COM 597: Community and Media: Storytelling and Audience Engagement (Banel) - 2018 Winter
Thursdays, Jan 11th-March 8th, 6:00-9:50pm | CMU 242 (January 4th class has been cancelled, a makeup class is TBD)

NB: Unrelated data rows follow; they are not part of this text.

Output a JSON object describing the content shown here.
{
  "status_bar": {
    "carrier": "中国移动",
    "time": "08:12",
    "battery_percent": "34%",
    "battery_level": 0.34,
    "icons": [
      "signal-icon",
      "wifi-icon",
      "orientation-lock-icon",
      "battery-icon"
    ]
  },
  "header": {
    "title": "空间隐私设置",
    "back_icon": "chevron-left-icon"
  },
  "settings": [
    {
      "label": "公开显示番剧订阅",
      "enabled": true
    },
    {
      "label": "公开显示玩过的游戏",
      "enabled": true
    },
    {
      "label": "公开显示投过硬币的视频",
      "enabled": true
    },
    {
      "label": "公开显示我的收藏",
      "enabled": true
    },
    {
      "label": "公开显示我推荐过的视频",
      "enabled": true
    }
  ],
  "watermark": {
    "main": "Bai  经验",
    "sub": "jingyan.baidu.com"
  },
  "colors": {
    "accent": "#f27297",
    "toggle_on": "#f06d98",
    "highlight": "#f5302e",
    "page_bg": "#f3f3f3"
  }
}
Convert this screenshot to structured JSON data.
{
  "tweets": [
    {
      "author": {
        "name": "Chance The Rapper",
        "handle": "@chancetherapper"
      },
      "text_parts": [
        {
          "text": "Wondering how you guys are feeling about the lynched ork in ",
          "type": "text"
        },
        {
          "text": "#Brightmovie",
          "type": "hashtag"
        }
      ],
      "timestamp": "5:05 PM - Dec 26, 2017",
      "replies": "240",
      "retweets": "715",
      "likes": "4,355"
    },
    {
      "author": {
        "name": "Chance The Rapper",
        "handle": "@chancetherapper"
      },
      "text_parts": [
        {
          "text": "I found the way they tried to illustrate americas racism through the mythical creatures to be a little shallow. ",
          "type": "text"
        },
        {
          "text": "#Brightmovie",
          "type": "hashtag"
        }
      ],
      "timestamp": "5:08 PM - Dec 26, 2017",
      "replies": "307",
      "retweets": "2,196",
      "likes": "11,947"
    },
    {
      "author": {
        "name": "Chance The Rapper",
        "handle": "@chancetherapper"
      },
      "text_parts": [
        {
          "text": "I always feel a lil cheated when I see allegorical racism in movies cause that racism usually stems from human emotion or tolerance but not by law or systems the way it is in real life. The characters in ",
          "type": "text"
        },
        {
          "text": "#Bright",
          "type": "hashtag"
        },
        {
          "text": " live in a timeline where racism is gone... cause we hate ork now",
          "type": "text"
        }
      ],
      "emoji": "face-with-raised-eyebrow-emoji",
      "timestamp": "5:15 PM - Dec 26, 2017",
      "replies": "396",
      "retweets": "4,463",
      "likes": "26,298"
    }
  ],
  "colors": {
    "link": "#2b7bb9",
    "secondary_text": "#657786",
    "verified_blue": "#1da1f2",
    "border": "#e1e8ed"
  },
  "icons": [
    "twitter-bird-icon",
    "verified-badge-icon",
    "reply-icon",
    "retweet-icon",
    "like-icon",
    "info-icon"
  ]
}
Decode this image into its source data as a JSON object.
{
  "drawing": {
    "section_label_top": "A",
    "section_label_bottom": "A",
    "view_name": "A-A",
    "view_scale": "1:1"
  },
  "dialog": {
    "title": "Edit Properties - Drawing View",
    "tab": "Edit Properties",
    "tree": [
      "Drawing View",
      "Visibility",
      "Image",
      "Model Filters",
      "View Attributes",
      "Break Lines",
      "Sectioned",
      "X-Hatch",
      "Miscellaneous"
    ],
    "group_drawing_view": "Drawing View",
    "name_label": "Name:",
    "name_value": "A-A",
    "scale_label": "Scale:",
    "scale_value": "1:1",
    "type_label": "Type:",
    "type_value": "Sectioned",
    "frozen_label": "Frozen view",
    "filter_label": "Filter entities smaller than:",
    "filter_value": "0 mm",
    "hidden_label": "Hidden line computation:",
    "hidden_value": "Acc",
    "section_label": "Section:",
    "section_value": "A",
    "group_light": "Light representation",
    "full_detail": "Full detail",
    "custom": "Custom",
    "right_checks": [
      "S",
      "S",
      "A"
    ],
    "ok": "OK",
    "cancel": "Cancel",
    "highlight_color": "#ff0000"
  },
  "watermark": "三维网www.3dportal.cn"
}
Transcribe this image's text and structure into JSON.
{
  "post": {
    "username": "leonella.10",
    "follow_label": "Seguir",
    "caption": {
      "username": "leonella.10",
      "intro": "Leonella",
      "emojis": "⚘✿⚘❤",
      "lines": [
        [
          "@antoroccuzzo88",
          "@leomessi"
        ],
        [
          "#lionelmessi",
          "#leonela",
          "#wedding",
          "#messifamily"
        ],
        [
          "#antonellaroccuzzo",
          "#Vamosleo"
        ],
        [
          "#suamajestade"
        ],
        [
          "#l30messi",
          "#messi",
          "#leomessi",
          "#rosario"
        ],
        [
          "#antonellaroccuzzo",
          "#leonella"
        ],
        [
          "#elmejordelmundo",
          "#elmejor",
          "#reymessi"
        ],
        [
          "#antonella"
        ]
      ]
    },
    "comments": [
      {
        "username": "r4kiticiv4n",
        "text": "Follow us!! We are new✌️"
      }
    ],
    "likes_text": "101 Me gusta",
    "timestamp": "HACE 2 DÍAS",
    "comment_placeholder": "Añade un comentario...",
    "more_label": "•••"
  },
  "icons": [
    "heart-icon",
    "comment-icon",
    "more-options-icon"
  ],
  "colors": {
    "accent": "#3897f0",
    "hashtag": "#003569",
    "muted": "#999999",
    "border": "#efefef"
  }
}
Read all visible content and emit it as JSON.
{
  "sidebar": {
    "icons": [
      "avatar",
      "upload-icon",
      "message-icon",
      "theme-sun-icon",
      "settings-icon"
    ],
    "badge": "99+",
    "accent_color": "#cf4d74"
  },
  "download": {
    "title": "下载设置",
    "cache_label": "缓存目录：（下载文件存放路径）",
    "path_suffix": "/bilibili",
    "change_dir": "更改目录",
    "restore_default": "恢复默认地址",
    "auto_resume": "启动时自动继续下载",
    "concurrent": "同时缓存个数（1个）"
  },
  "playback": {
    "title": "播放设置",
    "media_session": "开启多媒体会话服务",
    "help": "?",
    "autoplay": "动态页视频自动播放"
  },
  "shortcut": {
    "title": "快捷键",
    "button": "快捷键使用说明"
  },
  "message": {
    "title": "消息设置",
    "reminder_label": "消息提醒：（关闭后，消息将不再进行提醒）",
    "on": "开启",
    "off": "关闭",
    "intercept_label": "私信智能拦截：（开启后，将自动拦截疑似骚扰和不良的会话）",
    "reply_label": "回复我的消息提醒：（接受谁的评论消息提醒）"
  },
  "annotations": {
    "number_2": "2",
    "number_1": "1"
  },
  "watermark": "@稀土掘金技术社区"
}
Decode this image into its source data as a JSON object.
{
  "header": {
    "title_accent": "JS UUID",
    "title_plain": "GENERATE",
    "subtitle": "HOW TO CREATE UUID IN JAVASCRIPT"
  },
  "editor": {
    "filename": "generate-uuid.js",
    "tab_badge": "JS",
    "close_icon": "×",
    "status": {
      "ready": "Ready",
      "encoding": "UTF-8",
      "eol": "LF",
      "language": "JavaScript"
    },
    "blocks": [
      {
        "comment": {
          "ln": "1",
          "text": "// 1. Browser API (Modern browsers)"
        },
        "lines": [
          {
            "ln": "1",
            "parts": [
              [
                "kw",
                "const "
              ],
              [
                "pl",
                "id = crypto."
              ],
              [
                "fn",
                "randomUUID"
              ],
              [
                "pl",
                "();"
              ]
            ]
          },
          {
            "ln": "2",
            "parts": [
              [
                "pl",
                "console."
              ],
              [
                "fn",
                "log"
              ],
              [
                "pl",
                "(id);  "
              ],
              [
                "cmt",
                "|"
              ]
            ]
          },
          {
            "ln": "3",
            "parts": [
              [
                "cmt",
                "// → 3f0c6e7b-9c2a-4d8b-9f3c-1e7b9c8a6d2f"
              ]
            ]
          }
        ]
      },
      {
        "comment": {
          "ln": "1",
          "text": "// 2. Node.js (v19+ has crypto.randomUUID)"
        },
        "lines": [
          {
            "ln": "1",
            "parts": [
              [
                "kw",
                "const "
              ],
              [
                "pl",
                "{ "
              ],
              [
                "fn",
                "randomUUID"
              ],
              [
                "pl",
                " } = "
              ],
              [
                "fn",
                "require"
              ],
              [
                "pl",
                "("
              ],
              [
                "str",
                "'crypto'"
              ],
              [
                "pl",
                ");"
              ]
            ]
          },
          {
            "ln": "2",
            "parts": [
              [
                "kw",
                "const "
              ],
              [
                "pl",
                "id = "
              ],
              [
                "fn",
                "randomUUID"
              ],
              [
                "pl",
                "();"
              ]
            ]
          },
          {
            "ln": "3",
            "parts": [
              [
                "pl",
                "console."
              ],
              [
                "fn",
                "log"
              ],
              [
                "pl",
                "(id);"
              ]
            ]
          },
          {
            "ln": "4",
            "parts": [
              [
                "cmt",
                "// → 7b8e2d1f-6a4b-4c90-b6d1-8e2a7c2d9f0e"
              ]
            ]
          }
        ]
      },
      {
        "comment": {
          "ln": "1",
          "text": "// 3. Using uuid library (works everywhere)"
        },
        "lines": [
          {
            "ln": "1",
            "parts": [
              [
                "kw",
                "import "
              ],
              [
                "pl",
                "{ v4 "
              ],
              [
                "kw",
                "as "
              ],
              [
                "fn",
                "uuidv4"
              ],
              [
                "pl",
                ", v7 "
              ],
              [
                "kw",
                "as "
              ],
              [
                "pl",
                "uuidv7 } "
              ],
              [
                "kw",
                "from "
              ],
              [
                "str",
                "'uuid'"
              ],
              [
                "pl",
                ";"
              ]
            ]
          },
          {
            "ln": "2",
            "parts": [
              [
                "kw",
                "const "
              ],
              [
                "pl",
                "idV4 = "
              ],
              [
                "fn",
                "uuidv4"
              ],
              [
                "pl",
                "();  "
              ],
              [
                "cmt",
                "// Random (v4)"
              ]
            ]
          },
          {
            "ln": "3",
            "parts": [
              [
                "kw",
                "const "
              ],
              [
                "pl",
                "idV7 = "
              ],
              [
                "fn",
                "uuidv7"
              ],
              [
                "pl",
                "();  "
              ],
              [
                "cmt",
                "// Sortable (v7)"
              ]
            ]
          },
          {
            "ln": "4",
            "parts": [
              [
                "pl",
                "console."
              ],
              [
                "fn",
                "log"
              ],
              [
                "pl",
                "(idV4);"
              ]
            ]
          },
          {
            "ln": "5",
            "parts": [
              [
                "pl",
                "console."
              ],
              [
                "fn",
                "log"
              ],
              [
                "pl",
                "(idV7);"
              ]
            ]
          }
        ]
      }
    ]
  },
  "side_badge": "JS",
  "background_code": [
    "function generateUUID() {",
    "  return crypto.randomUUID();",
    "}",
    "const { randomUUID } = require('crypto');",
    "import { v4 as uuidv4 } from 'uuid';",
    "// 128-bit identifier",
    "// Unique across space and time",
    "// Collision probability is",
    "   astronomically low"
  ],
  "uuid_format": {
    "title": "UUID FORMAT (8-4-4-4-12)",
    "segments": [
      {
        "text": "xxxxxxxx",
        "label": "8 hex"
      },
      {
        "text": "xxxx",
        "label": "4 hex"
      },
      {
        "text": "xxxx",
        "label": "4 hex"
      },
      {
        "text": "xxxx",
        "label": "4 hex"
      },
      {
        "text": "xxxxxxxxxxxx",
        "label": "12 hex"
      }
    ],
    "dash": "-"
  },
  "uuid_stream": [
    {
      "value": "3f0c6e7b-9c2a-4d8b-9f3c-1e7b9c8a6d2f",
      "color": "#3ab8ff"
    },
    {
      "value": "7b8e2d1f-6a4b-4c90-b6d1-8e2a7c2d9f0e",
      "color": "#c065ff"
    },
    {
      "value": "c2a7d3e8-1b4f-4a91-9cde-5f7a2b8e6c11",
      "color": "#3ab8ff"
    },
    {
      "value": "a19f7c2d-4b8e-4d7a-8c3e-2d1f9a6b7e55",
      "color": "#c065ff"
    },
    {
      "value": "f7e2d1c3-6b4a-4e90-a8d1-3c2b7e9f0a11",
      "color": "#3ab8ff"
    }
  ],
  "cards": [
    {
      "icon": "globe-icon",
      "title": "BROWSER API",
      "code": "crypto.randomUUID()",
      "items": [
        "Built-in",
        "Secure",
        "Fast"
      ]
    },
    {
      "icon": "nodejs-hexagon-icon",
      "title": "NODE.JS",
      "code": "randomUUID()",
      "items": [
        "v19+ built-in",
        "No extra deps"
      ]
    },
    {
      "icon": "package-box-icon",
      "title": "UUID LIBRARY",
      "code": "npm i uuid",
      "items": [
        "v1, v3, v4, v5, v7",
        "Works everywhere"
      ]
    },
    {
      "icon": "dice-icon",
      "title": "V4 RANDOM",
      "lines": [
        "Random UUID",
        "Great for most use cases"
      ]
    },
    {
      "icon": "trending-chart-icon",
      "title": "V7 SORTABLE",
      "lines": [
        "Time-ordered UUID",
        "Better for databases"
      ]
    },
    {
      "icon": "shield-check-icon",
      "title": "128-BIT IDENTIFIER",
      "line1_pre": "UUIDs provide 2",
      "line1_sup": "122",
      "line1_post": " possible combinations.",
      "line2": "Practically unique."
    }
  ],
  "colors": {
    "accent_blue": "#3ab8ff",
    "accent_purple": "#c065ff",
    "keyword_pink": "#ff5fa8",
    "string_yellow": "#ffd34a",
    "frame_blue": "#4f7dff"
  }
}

This class is about putting smart, strategic and soulful storytelling to work to rise above the roar of everyday digital media. As professionals honing messages, sharing stories and conducting outreach to 21st century audiences, the ability to craft meaningful narratives that engage audiences and create real connections is more important than ever. A deep understanding of the transformative power of engagement and connection throughout recent history is critical to mastering the skills necessary to become communications leaders in digital media. “Community and Media: Storytelling and Audience Engagement” is a hands-on, practical course designed to teach students storytelling skills, along with a fundamental strategic underpinning, to help create deep connections between storytellers and audiences. Along the way, we’ll examine the history and context of 20th century media storytelling, and mine award-winning radio and TV programs for timeless audience engagement techniques and methods that worked in previous eras, but that are still relevant and effective in the digital era. We’ll also learn practical strategies from contemporary media professionals who are constantly navigating profound changes to the technology, economics, architecture and even the social consciousness of the modern media landscape. Through case studies and hands-on exercises with communications professionals, we’ll learn how to create engaging interactions with audiences, and powerful connections with each other and our communities.
“The class was driven by conversational discussion of contemporary news as relative to media history, and as intersections with the readings assigned. Lengthy interviews with local-legend media producers brought venerable views and opinions of contemporary community media outlets–their struggles and successes. The final projects were explorations and research of media effects, students had wide leeway in choosing their content and presentation style.”